Examine the records below and count how many lines contain the string "page". Give only the number.

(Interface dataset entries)

>>

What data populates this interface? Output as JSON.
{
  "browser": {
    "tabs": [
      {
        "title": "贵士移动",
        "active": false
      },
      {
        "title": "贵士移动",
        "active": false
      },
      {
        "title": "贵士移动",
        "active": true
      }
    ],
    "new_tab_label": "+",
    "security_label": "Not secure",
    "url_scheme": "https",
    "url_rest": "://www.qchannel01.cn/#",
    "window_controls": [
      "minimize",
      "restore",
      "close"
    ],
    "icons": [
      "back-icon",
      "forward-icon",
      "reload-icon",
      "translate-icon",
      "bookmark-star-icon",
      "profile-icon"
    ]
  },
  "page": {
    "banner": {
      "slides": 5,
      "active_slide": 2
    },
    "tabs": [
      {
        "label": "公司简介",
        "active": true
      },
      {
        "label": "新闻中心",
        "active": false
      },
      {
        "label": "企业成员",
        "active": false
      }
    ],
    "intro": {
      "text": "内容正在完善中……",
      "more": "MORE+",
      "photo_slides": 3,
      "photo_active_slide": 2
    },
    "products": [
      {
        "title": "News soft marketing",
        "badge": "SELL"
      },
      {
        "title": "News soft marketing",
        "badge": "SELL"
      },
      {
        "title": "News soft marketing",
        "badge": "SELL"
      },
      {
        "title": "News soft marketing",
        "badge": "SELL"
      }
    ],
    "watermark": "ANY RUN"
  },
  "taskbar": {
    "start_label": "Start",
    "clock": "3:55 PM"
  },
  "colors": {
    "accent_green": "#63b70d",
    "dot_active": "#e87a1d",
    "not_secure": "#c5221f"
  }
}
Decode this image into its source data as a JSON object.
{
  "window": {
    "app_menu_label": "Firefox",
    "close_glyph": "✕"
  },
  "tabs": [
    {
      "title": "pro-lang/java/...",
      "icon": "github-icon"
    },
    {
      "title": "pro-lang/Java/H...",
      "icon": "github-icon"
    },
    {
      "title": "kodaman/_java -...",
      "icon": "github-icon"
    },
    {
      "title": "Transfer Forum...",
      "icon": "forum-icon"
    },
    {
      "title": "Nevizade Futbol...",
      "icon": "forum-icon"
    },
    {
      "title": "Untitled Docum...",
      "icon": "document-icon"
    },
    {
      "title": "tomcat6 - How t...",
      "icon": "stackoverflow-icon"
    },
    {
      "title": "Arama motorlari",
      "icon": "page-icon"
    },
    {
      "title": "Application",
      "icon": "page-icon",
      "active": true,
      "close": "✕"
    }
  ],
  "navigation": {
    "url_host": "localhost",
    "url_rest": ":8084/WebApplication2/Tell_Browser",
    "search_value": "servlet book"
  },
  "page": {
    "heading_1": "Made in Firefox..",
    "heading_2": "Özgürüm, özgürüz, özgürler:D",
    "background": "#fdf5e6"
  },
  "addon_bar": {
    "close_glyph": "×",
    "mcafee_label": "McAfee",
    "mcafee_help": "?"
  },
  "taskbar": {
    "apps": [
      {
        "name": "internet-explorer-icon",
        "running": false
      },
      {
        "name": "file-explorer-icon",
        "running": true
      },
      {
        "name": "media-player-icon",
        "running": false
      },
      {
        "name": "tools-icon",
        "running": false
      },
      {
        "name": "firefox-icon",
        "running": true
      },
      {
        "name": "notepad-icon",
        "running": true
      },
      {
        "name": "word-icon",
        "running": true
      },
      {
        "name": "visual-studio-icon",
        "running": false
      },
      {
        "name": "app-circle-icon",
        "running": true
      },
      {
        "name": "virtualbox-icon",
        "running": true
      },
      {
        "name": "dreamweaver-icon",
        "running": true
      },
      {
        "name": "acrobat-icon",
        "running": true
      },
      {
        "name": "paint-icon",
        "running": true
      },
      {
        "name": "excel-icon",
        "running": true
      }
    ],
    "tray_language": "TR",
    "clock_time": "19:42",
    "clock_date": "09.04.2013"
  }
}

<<

→ Your solution:
4